GILES HUTCHINS came to Alexander before 1835 when he married Eliza Bailey. She was a daughter of Nathaniel and Mary (Frost) Bailey of Alexander. Their children were Stillman, Christopher, Winslow, Mary Elizabeth, Louisa and Caroline. Stillman and Christopher died young. No record exists of their burial place. The 1861 map indicates this farm was on lot 46, and the deed lists at the south 140 acres of that lot.

Giles had 150 acres of which 10 acres were improved. That is all that was recorded.

FRANCIS JAMES BURNS is listed as a 37- year old laborer in the 1850 census. His wife Elizabeth was the same age. The tradition is that he was a brick maker. Elizabeth died in 1857 at Jesse Stephenson’s home. They were neighbors; Burns living on either lot 94 or 98, no deed found. Francis does not appear on the 1860 census.

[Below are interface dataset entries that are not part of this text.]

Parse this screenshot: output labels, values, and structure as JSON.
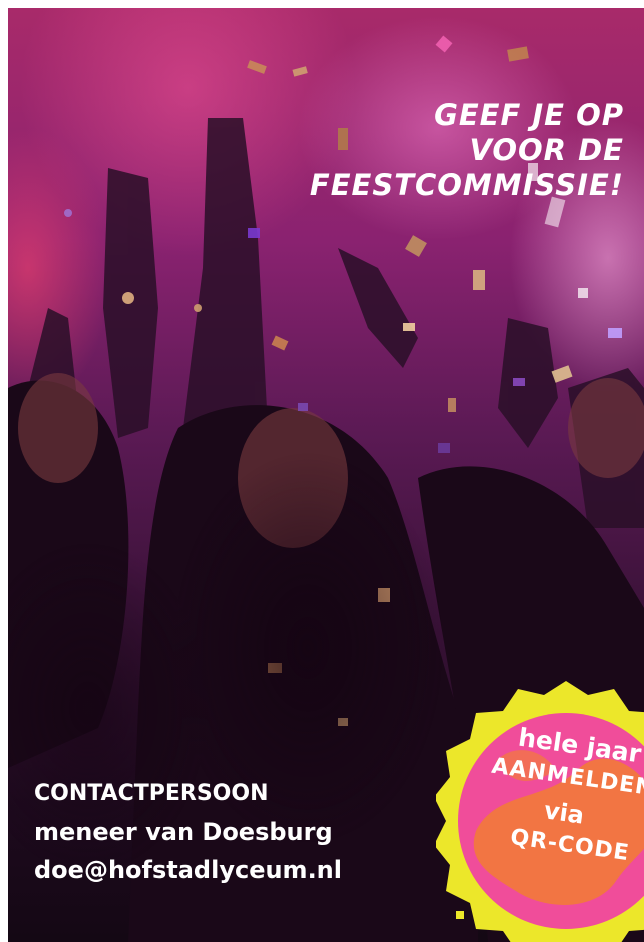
{
  "headline": {
    "line1": "GEEF JE OP",
    "line2": "VOOR DE",
    "line3": "FEESTCOMMISSIE!"
  },
  "contact": {
    "label": "CONTACTPERSOON",
    "name": "meneer van Doesburg",
    "email": "doe@hofstadlyceum.nl"
  },
  "badge": {
    "line1": "hele jaar",
    "line2": "AANMELDEN",
    "line3": "via",
    "line4": "QR-CODE"
  },
  "colors": {
    "badge_ring": "#ece72a",
    "badge_fill": "#f04d9a",
    "badge_splash": "#f27a3a",
    "text": "#ffffff"
  }
}
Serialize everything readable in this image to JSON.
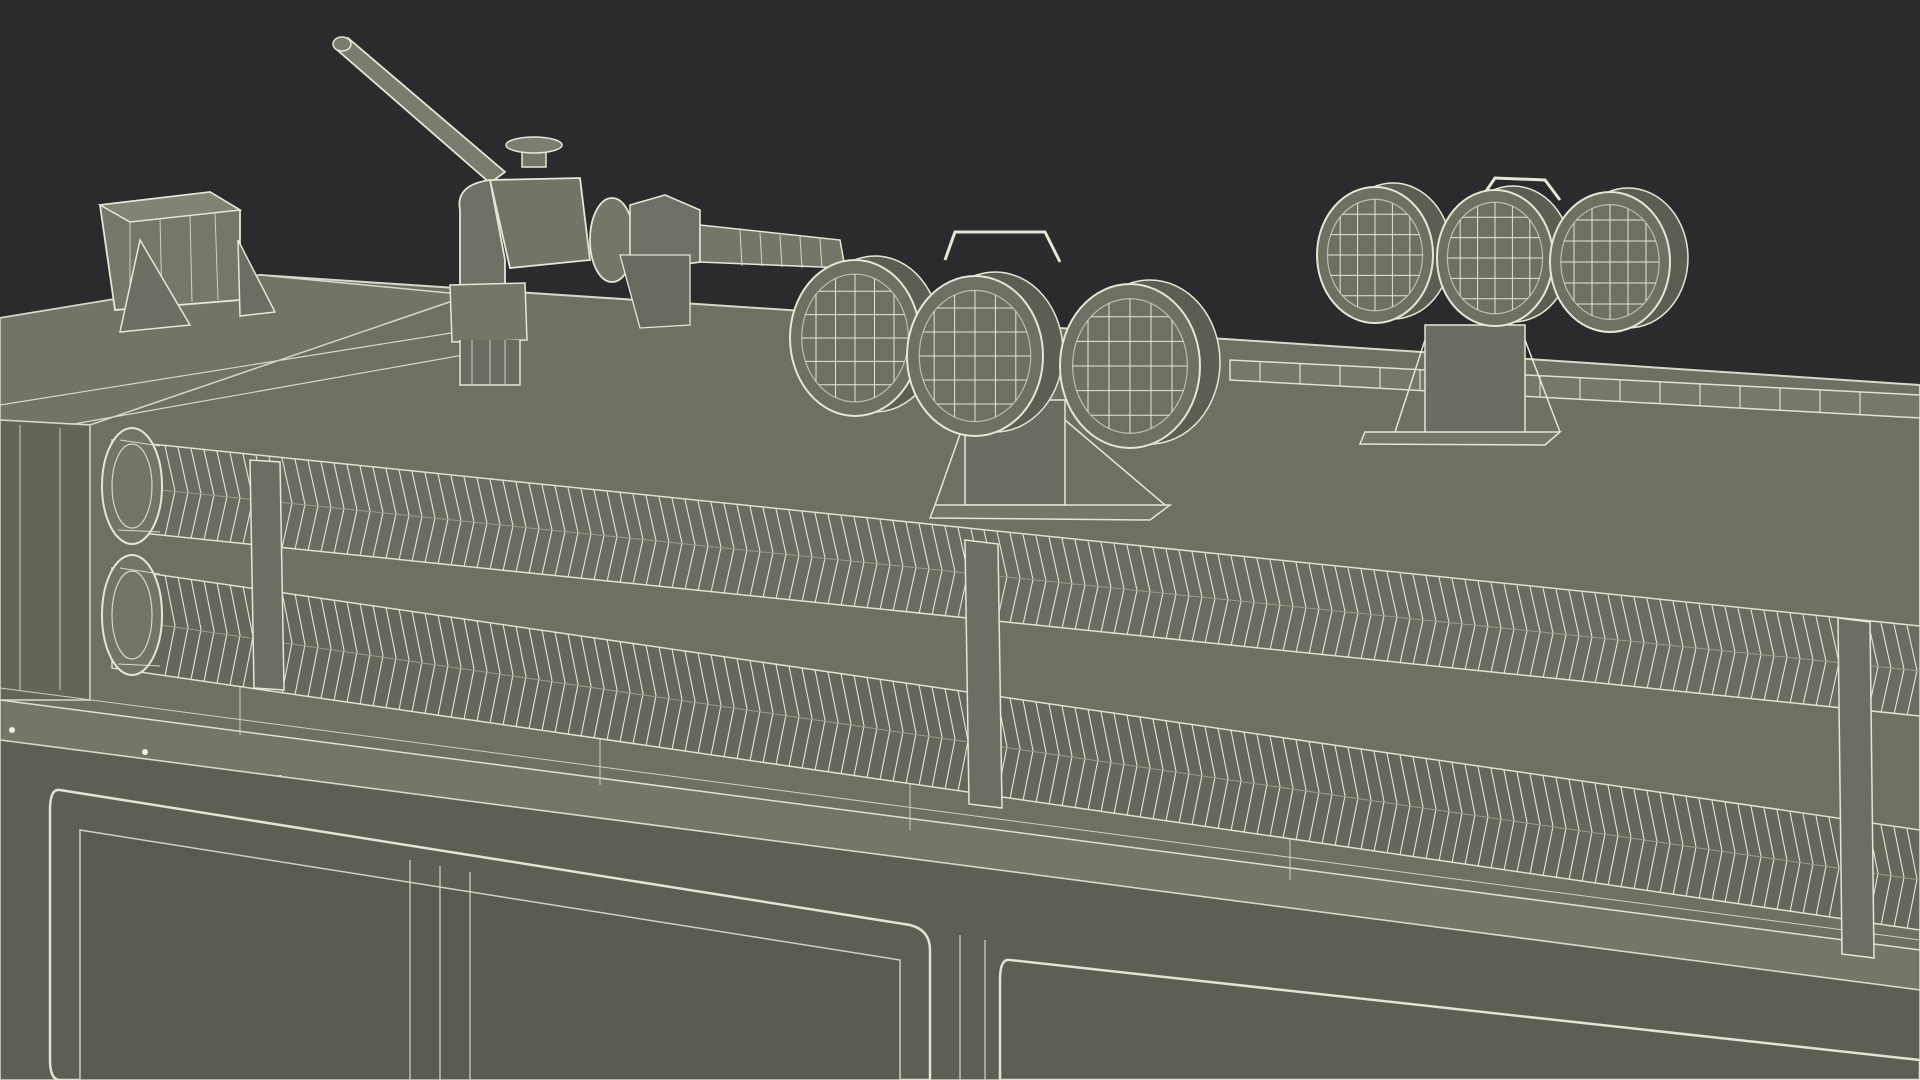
{
  "scene": {
    "subject": "wireframe-3d-model",
    "colors": {
      "background": "#2b2a2c",
      "surface": "#6e7064",
      "surface_dark": "#5c5e54",
      "surface_light": "#7b7d70",
      "wire": "#e6e6d6",
      "wire_dim": "#bdbdae",
      "shadow": "#494a42"
    },
    "components": [
      {
        "name": "roof-deck"
      },
      {
        "name": "front-panel"
      },
      {
        "name": "corrugated-hose",
        "count": 2
      },
      {
        "name": "junction-box"
      },
      {
        "name": "water-cannon"
      },
      {
        "name": "light-cluster",
        "count": 2,
        "lamps_each": 3
      }
    ]
  }
}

Francis owned 80 acres, 35 were improved. He had 1 milk cow and 1 other cattle, of no apparent value to the census taker.

JESSE STEPHENSON, JR. was born in Alexander in 1821. He harried Sabrina Knight in December 1845. In 1855 he bought lot 87 from Samuel Cottel and lived there. Had he set up housekeeping there by 1850? They had three children according to the 1850 census, eventually they had eight.

According to the census, Jesse, Jr. farmed 80 acres and had improved 30 of them giving his farm a value of $250. He had a milk cow, a pair of oxen and a swine, all worth $100.

JOHN MOORE was born in 1795 in Ireland and came to Alexander before 1820. He married Nancy (Moholland) in 1823. The 1850 census lists John as a laborer, indicates neither parent could read or write, and their son Albion was still at home, which was a part of lot 78.

John owned but 40 acres of which 30 were improved. [His deed was for 21 acres] His farm was valued at $250. He had a milk cow that produced 300 pounds of butter. He raised 5 bushels of peas and/or beans and 260 bushels of potatoes. He also grew 9 bushels of buckwheat and 20 tons of hay. John had an orchard that produced $10 worth of fruit. The family sold $30 worth of homemade manufactures. John also slaughtered animals worth $40, quite a lot of activity for a small farm.

DAVID BAILEY, son of Nathaniel and Mary (Frost) Bailey was likely in Alexander before 1820 with his father and family, but as an adult lived many years in Baileyville. He and his first wife had 7 children between 1827 and 1838. In 1850, he and his second wife Rebecca Tucker were living with his parents and two hired men.

David was 52 years old. This Nathaniel Bailey, along with his son David, lived on lot 77.

David’s farm was 40 acres with but 15 improved. He owned a milk cow worth $15.

CROPS NOT MENTIONED ABOVE

Jeremiah Spearin and Stephen Billings were the only two reported to have grown Indian corn. Corn was a favorite food of many wild animals, thus was not planted by many farmers.

Oats were raised by 12 farmers. Among them Simon Frost grew 110 bushels, John Phillips 85, Andrew Cracken 70, Stephen Billings 50, Varian Crafts 25, Jonathan Hunnewell 20, Joseph Loverin 40, Edward Davis 40, Stephen Babcock 10, James Perkins 40, Sam Cottle 22 and Sam Cottle Jr. 40.

Stephen Babcock was the only one to grow wheat; he harvested 8 bushels. No one kept bees.

G. R. Moody in his Directory of Alexander, Meddybemps and part of Cooper; on page 15 relates that in the year 1847 the animal census of Alexander counted 157 oxen, 614 sheep and 45 horses.